The braking system of an automobile is integral to preventing mishaps and accidents. They do this by creating friction to slow the wheels or bring them to a stop when needed. Since the invention of vehicles, many systems have been created to perfect braking. Disc and drum brakes are modern examples.
|DISC BRAKES||DRUM BRAKES|
|It became standard in the 1960s.||They are an older design of the braking system.|
|Production and maintenance are expensive||Cheaper to produce, procure and maintain|
|Functions well in high temperatures||Performance is negatively affected by heat buildup.|
|Requires brake fluid to function||It does not use brake fluid.|
Disc brakes were invented in 1902 but were not popular until the mid-20th century. Disc brakes typically have a pair of calipers that hold a pair of friction pads against rotating disks. For them to work, the pads fill with brake fluid and slow the motion of the rotor.
Drum brakes are a kind of braking system that cause friction by pressing a set of shoes or pads which press on the inner surface of the drum, which in turn slows down the wheels. The drum, in turn, controls the wheels.
Drum Brake VS Disc Brake
Although they similarly work with the same principles, Disc Brakes are the more modern option of braking systems for some reasons. Disc brakes easily dispel most of the heat generated by the braking friction, while Drum brakes don’t. The heat buildup of drum brakes, in turn, affects the brakes’ performance, but this does not apply to disc brakes.

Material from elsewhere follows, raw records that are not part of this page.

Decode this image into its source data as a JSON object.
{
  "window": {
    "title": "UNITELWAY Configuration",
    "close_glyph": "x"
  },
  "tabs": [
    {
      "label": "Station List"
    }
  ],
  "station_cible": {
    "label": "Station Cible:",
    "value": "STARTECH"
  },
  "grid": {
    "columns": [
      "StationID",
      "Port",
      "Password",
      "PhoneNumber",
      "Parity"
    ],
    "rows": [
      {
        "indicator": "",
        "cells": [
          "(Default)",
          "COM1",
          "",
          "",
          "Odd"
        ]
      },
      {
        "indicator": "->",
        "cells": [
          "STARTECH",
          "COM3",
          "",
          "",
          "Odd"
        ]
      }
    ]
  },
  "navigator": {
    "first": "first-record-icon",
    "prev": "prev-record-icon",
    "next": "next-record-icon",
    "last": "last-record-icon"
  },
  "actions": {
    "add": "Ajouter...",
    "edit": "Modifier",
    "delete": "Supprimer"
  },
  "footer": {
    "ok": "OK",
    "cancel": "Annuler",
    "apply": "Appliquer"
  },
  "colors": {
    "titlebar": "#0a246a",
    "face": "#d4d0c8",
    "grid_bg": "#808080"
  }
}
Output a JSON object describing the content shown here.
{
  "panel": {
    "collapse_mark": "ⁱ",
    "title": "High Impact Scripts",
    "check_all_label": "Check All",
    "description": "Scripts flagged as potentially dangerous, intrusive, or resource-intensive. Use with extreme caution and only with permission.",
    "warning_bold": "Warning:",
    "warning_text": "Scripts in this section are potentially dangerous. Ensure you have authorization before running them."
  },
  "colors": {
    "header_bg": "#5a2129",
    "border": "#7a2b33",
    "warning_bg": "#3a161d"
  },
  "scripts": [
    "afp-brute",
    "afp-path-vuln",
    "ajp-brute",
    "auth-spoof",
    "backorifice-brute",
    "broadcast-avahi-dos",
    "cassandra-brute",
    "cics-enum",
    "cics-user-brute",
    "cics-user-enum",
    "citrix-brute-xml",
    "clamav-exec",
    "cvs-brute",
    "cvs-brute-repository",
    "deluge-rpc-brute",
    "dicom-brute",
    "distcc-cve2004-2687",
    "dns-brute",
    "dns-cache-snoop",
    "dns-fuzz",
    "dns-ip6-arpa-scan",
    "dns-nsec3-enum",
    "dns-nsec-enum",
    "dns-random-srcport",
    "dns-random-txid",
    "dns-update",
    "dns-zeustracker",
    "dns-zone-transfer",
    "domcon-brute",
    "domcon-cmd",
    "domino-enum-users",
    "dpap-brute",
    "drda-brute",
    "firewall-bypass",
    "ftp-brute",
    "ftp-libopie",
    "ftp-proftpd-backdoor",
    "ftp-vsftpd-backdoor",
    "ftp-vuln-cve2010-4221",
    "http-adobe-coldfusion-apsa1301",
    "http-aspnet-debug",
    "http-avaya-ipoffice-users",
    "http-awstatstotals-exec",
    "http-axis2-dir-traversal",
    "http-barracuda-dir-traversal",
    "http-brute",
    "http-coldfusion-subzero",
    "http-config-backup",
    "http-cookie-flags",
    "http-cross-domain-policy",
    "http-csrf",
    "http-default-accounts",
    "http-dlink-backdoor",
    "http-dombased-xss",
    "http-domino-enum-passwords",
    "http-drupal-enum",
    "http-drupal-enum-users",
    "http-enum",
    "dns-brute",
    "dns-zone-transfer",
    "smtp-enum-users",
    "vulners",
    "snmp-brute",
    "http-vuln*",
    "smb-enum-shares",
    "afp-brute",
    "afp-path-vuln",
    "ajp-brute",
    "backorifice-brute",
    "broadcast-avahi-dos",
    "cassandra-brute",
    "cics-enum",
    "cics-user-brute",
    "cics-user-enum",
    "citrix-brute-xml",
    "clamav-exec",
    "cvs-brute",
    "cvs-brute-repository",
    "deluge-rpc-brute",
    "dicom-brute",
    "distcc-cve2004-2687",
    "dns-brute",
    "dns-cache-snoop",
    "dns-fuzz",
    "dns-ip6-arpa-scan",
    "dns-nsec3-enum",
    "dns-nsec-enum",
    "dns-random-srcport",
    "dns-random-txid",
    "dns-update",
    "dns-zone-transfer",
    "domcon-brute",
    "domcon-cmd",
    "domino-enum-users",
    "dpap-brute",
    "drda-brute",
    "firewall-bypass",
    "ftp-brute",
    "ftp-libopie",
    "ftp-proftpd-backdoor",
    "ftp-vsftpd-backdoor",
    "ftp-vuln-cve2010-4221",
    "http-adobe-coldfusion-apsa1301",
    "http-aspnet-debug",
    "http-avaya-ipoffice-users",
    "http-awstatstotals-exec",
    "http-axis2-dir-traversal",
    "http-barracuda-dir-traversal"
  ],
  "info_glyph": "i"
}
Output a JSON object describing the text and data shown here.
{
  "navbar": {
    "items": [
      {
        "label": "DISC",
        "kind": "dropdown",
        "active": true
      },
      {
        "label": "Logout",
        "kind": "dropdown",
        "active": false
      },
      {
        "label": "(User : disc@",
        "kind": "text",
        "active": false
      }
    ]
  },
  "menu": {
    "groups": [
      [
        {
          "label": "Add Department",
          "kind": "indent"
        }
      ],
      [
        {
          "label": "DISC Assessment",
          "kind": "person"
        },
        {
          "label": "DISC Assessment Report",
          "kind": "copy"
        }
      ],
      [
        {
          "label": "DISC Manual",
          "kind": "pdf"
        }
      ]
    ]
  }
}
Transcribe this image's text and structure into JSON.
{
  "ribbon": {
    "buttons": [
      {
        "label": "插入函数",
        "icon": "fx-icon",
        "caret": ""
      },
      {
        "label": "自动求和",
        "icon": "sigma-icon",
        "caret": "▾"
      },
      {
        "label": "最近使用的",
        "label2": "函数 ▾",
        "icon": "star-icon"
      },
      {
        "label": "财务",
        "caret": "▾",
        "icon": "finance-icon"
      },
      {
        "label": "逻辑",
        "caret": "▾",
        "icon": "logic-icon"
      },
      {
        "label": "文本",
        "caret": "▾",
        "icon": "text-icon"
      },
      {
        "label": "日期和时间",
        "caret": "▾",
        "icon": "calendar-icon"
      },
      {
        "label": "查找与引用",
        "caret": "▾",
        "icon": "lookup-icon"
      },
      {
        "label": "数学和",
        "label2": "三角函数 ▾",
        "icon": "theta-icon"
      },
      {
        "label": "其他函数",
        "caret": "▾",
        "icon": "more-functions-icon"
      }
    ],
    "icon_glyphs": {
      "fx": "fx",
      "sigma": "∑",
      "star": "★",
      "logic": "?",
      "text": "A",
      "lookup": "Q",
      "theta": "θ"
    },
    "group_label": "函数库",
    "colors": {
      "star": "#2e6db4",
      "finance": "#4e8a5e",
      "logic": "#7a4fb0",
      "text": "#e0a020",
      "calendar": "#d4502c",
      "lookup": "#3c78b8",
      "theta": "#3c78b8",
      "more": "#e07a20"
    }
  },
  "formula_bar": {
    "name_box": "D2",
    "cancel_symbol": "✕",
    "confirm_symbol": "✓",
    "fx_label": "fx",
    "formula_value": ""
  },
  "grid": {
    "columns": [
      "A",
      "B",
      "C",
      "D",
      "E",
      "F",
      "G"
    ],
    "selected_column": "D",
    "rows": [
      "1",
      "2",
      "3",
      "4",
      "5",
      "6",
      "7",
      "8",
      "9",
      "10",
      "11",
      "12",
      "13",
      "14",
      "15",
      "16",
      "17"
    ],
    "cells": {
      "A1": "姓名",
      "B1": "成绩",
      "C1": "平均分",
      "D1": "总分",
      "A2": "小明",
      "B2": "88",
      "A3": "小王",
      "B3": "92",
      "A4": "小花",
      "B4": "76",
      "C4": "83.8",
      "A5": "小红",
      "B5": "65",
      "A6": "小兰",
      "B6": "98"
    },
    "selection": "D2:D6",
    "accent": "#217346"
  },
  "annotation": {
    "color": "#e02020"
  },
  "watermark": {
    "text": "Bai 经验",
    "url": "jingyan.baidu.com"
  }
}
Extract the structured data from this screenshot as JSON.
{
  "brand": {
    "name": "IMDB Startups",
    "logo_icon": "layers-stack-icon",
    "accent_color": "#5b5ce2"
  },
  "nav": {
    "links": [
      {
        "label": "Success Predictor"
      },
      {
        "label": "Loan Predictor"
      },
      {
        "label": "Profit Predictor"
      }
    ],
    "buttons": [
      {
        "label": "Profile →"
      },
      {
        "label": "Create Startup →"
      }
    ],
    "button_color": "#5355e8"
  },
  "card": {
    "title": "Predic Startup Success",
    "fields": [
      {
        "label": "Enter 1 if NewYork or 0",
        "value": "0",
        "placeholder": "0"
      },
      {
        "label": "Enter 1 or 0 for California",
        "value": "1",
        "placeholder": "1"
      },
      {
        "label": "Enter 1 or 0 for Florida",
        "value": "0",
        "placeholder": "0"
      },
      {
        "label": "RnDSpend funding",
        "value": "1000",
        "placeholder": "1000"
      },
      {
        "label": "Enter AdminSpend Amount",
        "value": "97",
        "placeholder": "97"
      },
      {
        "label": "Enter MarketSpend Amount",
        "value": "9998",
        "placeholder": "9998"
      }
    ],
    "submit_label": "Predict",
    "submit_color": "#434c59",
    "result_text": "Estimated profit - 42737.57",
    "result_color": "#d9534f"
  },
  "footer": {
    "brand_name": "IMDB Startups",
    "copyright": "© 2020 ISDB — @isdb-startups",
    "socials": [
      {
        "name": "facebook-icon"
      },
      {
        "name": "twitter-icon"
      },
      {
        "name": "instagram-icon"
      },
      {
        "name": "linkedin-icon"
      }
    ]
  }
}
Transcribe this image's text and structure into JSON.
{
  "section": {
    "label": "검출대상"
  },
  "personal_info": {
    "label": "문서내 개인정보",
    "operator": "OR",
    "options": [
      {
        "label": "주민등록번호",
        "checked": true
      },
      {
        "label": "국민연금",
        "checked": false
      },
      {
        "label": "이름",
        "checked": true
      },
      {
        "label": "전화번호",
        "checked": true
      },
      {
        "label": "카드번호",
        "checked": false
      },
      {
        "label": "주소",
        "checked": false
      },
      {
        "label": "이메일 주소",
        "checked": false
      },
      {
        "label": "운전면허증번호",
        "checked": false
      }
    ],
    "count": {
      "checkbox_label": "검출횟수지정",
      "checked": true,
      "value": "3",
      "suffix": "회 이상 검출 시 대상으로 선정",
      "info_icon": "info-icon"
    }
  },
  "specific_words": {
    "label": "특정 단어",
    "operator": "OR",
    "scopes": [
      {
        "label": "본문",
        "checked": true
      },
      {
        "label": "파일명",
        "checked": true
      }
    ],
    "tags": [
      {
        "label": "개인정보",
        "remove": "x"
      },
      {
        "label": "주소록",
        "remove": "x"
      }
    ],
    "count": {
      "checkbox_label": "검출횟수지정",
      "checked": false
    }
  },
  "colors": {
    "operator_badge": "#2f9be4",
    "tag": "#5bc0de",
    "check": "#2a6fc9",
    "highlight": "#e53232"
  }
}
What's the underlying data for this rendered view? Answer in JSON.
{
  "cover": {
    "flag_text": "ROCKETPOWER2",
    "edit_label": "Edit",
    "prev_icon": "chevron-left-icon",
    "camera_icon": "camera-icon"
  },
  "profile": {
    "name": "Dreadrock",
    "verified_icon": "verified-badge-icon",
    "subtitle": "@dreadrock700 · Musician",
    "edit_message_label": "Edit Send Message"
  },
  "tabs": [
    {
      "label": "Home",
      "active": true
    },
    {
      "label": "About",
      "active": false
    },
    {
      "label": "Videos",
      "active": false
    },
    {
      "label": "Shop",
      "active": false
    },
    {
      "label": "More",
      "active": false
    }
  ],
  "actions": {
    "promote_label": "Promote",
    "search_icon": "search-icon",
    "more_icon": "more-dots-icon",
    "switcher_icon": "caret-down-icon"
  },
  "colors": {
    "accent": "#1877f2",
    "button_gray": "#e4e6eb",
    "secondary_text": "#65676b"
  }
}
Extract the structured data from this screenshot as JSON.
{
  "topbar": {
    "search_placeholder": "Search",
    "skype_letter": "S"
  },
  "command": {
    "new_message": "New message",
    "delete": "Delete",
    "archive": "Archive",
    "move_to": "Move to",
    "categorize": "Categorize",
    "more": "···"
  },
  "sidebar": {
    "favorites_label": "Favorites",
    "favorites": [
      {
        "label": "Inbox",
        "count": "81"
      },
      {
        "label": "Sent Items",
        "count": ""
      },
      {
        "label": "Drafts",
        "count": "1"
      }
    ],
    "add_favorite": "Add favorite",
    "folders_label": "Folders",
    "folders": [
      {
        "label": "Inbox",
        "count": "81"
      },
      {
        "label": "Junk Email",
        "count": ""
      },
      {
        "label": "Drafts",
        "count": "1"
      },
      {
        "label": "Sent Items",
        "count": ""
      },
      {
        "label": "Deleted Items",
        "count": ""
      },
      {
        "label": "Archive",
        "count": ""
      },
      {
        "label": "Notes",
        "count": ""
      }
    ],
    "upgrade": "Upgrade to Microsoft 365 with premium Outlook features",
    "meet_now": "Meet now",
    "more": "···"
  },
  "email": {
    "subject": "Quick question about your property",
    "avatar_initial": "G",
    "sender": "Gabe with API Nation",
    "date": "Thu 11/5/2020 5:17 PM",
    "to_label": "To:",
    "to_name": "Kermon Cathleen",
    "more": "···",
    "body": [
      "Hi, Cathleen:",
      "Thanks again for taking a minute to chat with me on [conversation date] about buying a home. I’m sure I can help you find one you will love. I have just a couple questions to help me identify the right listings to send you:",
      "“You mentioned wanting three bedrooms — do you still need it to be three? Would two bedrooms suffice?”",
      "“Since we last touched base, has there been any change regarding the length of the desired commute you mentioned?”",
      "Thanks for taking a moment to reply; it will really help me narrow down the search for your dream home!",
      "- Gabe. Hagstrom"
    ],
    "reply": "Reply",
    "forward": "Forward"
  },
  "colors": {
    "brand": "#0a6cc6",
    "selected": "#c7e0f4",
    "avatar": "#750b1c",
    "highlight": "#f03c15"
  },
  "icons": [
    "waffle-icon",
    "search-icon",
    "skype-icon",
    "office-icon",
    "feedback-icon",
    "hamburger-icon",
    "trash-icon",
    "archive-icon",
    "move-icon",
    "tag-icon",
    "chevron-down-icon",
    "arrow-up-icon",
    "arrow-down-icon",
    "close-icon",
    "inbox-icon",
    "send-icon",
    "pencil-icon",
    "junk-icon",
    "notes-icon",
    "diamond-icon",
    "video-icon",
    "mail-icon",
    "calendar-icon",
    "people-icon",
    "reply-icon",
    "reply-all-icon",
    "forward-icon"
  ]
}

The design of the disc brake is simpler and lighter and brakes very quickly, whereas the Drum Brake’s complex and 30% heavier design is slower. Drum brakes are cheaper and easy to maintain and can be found in huge vehicles like trucks and buses. Disc brakes are common in modern personal vehicles like cars and motorbikes and are very expensive to buy and maintain.